Teaching random assignment

Midwest Conference on Teaching Statistics
Rothenberg, L. F., & Sawilowsky, S. S.
Oshkosh, Wisconsin

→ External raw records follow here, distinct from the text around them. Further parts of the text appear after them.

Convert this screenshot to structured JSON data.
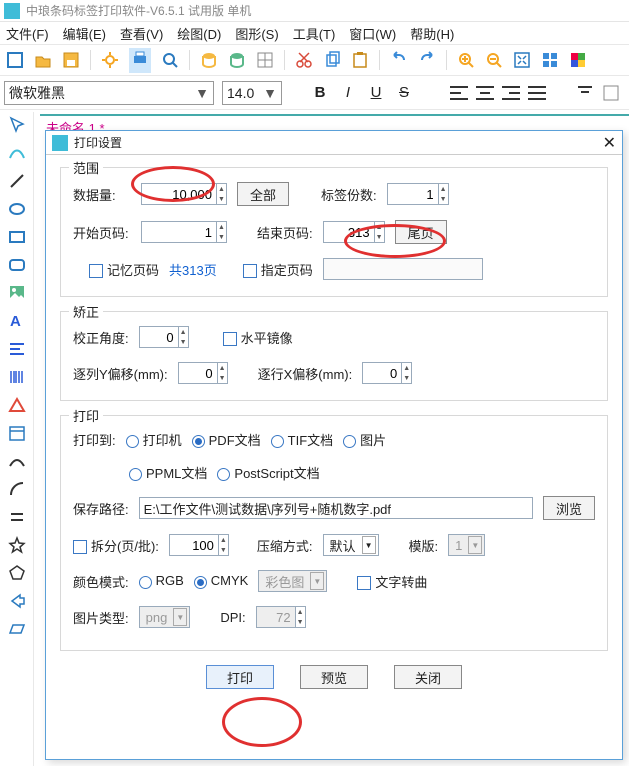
{
  "window": {
    "title": "中琅条码标签打印软件-V6.5.1 试用版 单机"
  },
  "menu": {
    "file": "文件(F)",
    "edit": "编辑(E)",
    "view": "查看(V)",
    "draw": "绘图(D)",
    "shape": "图形(S)",
    "tool": "工具(T)",
    "window": "窗口(W)",
    "help": "帮助(H)"
  },
  "fmt": {
    "font": "微软雅黑",
    "size": "14.0",
    "B": "B",
    "I": "I",
    "U": "U",
    "S": "S"
  },
  "canvas": {
    "tab": "未命名 1 *"
  },
  "dialog": {
    "title": "打印设置",
    "range": {
      "legend": "范围",
      "dataLabel": "数据量:",
      "dataValue": "10,000",
      "allBtn": "全部",
      "copiesLabel": "标签份数:",
      "copiesValue": "1",
      "startLabel": "开始页码:",
      "startValue": "1",
      "endLabel": "结束页码:",
      "endValue": "313",
      "tailBtn": "尾页",
      "remember": "记忆页码",
      "totalPages": "共313页",
      "specify": "指定页码"
    },
    "correct": {
      "legend": "矫正",
      "angleLabel": "校正角度:",
      "angleValue": "0",
      "mirror": "水平镜像",
      "colYLabel": "逐列Y偏移(mm):",
      "colYValue": "0",
      "rowXLabel": "逐行X偏移(mm):",
      "rowXValue": "0"
    },
    "print": {
      "legend": "打印",
      "toLabel": "打印到:",
      "opt_printer": "打印机",
      "opt_pdf": "PDF文档",
      "opt_tif": "TIF文档",
      "opt_img": "图片",
      "opt_ppml": "PPML文档",
      "opt_ps": "PostScript文档",
      "pathLabel": "保存路径:",
      "pathValue": "E:\\工作文件\\测试数据\\序列号+随机数字.pdf",
      "browse": "浏览",
      "split": "拆分(页/批):",
      "splitValue": "100",
      "compress": "压缩方式:",
      "compressValue": "默认",
      "template": "模版:",
      "templateValue": "1",
      "colorMode": "颜色模式:",
      "rgb": "RGB",
      "cmyk": "CMYK",
      "colorImg": "彩色图",
      "textCurve": "文字转曲",
      "imgType": "图片类型:",
      "imgTypeValue": "png",
      "dpi": "DPI:",
      "dpiValue": "72"
    },
    "buttons": {
      "print": "打印",
      "preview": "预览",
      "close": "关闭"
    }
  }
}
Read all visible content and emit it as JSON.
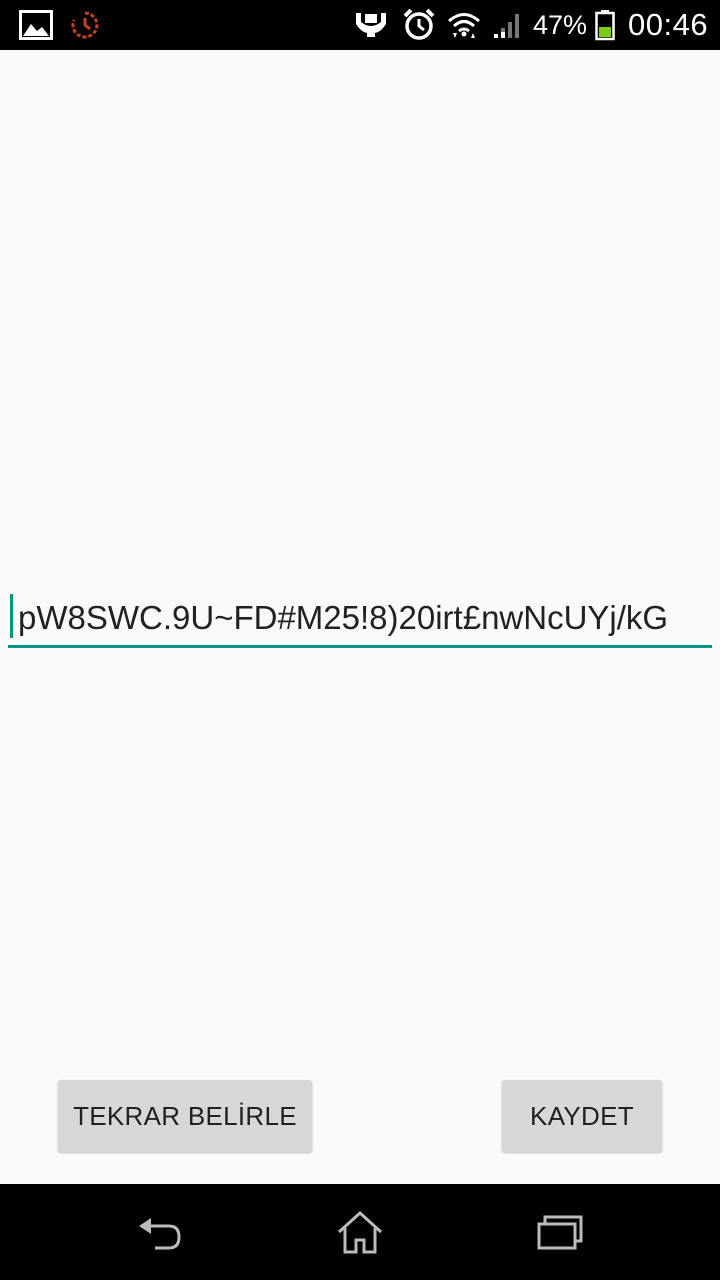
{
  "status_bar": {
    "icons": [
      "gallery-icon",
      "history-icon",
      "stamina-icon",
      "alarm-icon",
      "wifi-icon",
      "signal-icon",
      "battery-icon"
    ],
    "battery_percent": "47%",
    "time": "00:46",
    "colors": {
      "background": "#000000",
      "history_icon": "#c2431f",
      "battery_fill": "#7ccc1c"
    }
  },
  "main": {
    "password_field": {
      "value": "pW8SWC.9U~FD#M25!8)20irt£nwNcUYj/kG"
    },
    "buttons": {
      "reset_label": "TEKRAR BELİRLE",
      "save_label": "KAYDET"
    },
    "colors": {
      "accent": "#009688",
      "button_bg": "#d6d7d7",
      "background": "#fafafa"
    }
  },
  "nav_bar": {
    "icons": [
      "back-icon",
      "home-icon",
      "recent-apps-icon"
    ]
  }
}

Random assignment is one of the more difficult concepts in introductory statistics classes. Many textbook authors admonish students to check on the comparability of two randomly assigned groups by conducting statistical tests on pretest means to determine if randomization worked. A Monte Carlo study was conducted on a sample of n = 2 per group, where each participant's personality profile was represented by 7,500 randomly selected and assigned scores. These values were obtained from real data sets from applied education and psychology research. Then, independent samples t-tests were conducted at the 0.01 alpha level on these scores. Results demonstrated that x-bar(1) does not equal x-bar(2) for only 33 out of 7,500 variables, indicating that random assignment was successful in equating the two groups on 7,467 variables, even with a sample size of n = 2. The students' focus is redirected from the ability of random assignment to create comparable groups to testing the claims of randomization schemes.

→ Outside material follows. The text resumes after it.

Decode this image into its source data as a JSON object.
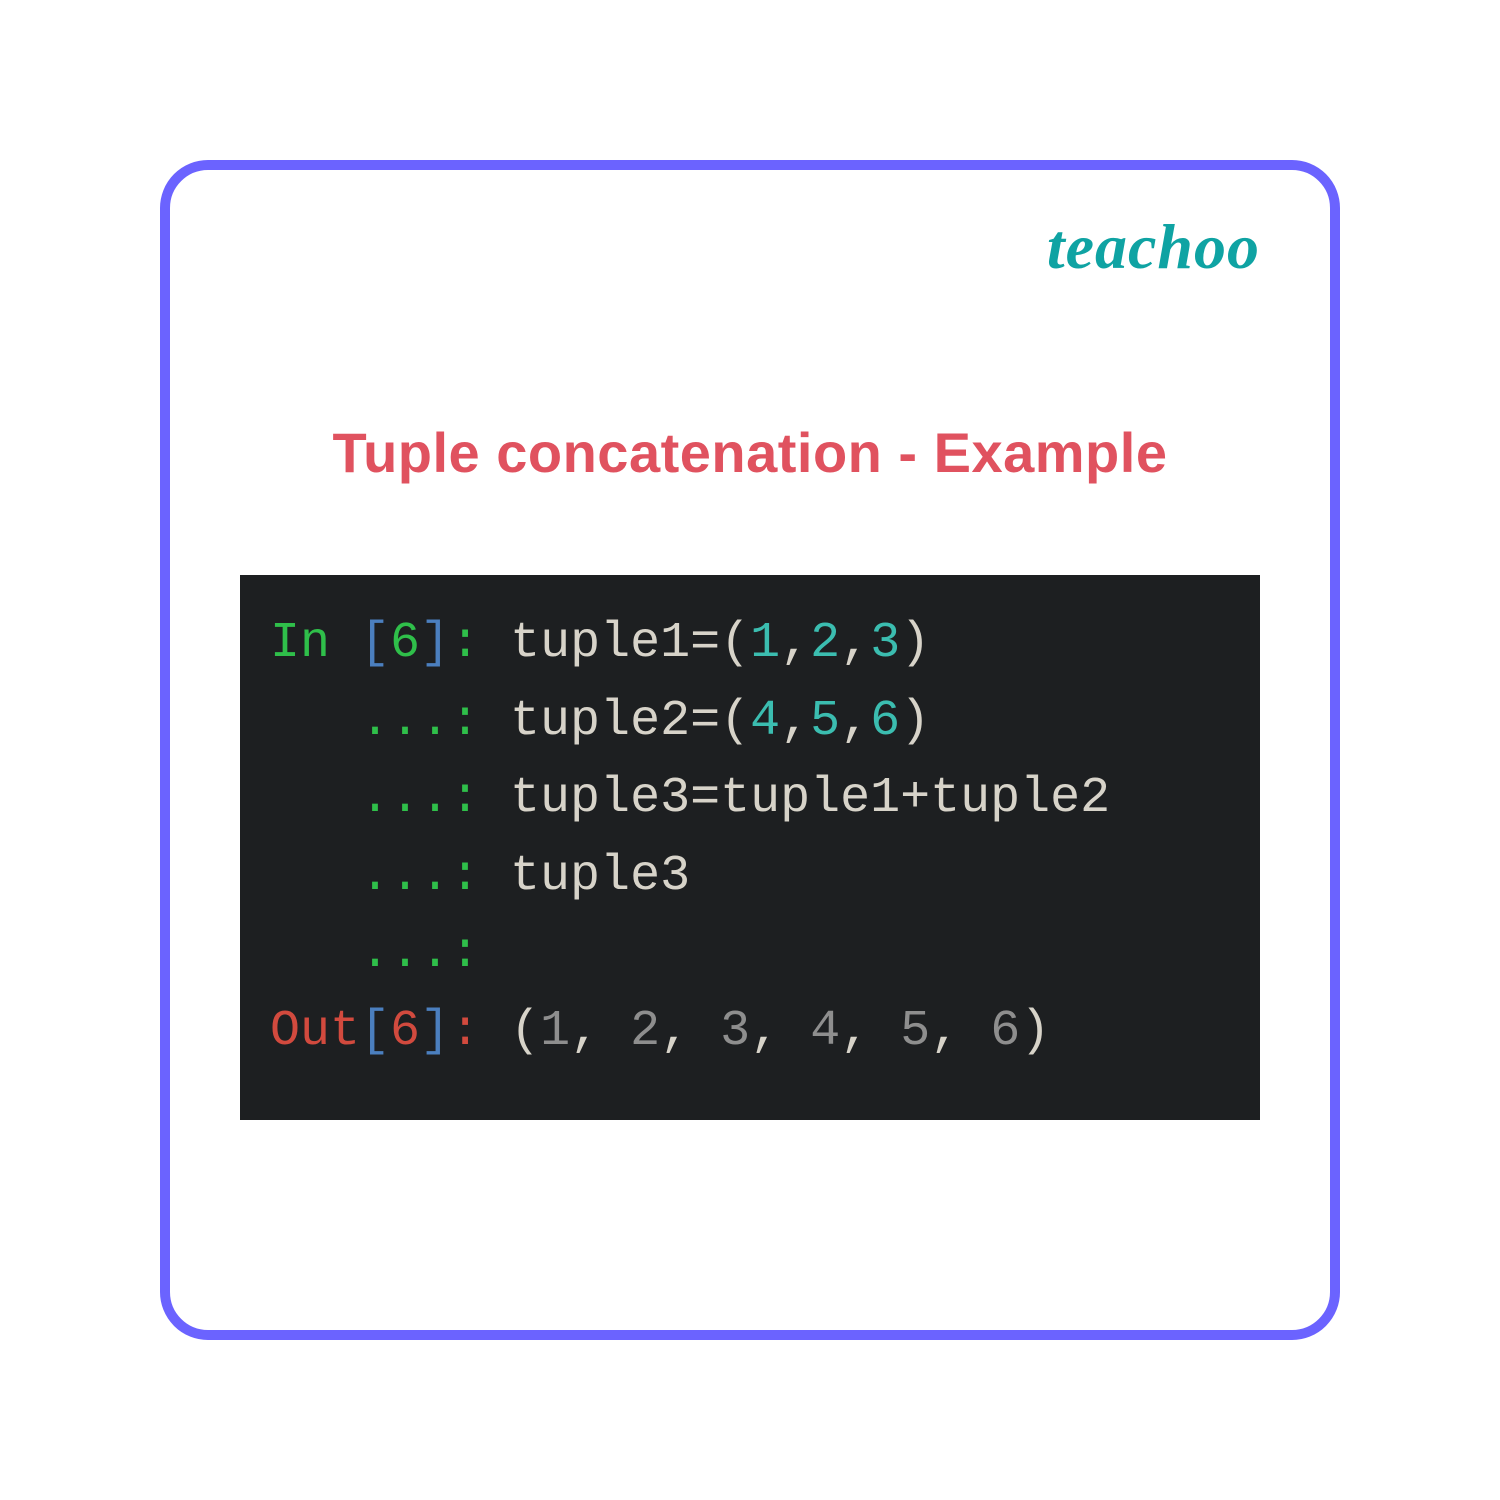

The CAUSE Research Group is supported in part by a member initiative grant from the American Statistical Association’s Section on Statistics and Data Science Education